I decided to go to grad school and worked toward my PhD with my same advisor. Again, I hit a few bumps here and there but ended up finishing my PhD and secured a postdoctoral fellowship with a world renowned professor at Clemson University. Not only did I learn even more in terms of technique, instrumentation, and approaches to thinking about chemistry in my 2 years there, I was promoted a couple of months into my fellowship to a research faculty position and given the responsibility of running the day-to-day operations of the group for my advisor as he had a very prestigious and important high-profile position with a government agency concurrently with his position at the university. In addition to my research, which I loved, it gave me experience as a manager, mentor, and valuable experience writing journal publications, funding proposals, keeping budgets, and dealing with other issues I would never have been exposed to as a "regular" postdoc. I was also a co-author on over a dozen high quality journal publications, writing many of them myself and editing, formatting, and contributing something to all of them. It was a priceless experience that I count myself blessed to have gotten to this day. And the best part of grad school and postdoc, besides growing as a scientist and getting my degrees, is that I have made great friends with my advisors and keep in touch with them to this day.

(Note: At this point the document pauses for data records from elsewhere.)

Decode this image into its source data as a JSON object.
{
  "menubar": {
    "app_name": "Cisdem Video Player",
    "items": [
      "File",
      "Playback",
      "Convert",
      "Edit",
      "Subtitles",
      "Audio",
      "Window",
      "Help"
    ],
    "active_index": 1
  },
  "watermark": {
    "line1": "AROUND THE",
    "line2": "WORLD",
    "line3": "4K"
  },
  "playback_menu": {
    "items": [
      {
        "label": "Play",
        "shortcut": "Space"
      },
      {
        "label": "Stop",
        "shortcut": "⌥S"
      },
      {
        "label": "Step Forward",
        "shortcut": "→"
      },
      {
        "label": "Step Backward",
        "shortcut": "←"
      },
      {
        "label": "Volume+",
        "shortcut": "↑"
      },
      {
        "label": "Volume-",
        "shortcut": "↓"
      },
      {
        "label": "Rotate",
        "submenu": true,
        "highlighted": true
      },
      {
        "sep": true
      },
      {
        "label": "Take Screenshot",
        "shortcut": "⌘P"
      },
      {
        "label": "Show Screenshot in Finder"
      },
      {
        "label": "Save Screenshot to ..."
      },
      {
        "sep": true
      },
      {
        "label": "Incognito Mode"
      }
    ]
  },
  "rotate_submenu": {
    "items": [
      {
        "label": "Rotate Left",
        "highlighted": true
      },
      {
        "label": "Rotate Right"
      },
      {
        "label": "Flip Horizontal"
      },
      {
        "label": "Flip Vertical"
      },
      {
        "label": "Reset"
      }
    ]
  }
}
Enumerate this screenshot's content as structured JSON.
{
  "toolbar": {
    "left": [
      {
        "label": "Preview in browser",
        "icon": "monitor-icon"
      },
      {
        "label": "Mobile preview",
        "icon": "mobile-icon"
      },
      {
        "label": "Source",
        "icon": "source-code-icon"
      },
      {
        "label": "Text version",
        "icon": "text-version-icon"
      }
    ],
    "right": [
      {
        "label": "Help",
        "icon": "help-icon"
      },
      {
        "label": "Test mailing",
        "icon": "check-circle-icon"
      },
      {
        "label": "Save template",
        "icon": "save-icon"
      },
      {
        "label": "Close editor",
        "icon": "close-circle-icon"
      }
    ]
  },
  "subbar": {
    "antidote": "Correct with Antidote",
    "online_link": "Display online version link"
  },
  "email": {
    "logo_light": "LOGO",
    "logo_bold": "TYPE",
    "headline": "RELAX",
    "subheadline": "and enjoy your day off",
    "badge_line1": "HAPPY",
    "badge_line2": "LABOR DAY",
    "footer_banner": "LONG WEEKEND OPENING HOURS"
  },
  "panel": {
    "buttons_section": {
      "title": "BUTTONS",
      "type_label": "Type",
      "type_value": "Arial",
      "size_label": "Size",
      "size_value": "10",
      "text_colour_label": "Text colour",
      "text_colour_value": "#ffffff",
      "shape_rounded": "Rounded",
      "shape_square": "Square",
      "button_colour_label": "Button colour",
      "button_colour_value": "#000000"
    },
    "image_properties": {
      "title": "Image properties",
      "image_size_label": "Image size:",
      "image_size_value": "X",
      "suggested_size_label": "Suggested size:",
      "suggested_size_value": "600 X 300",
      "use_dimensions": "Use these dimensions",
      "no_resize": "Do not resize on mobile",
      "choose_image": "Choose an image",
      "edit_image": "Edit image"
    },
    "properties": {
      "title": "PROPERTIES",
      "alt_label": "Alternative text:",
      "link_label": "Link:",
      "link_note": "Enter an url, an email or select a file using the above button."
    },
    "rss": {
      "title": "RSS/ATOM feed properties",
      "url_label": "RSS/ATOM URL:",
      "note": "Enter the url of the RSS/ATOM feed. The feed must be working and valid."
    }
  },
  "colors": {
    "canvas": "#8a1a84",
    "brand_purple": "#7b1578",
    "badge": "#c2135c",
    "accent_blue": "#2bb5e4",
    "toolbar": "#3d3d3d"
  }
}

After Clemson, I got a job at my current company, where I've been for 3 years now, working on a few different projects..my major project that I've been working on for over a year (and counting) is going really well and is absolutely fascinating, not only because of the chemistry I'm doing, but because of what I'm learning about the engineering and physics components from our collaborators, who are experts in those areas. I also was given some managerial duties after my first year, which have been challenging but interesting so far. And maybe that's been the best thing about this whole journey...being able to constantly learn something new every day, either in chemistry or a field that's related. I know I'll be able to continue this learning for the rest of my career (and beyond), and along the way I've made an amazing number of great friends and contacts, both personal and professional.
Is chemistry hard? Absolutely. Is organic chemistry dangerous? Yes, but as long as you work safely and carefully, it's (relatively) safe. Do I have some aptitude for it that may have helped me out? Definitely. Is it for everyone? No way. But it's definitely been the right choice of study and career for me and I look forward to many more years of learning and doing.
So maybe next time someone asks me what I do and I tell them, they'll mention how interesting it sounds instead of how much they hate it or how badly they did in the class in school. Hey, I can dream, right?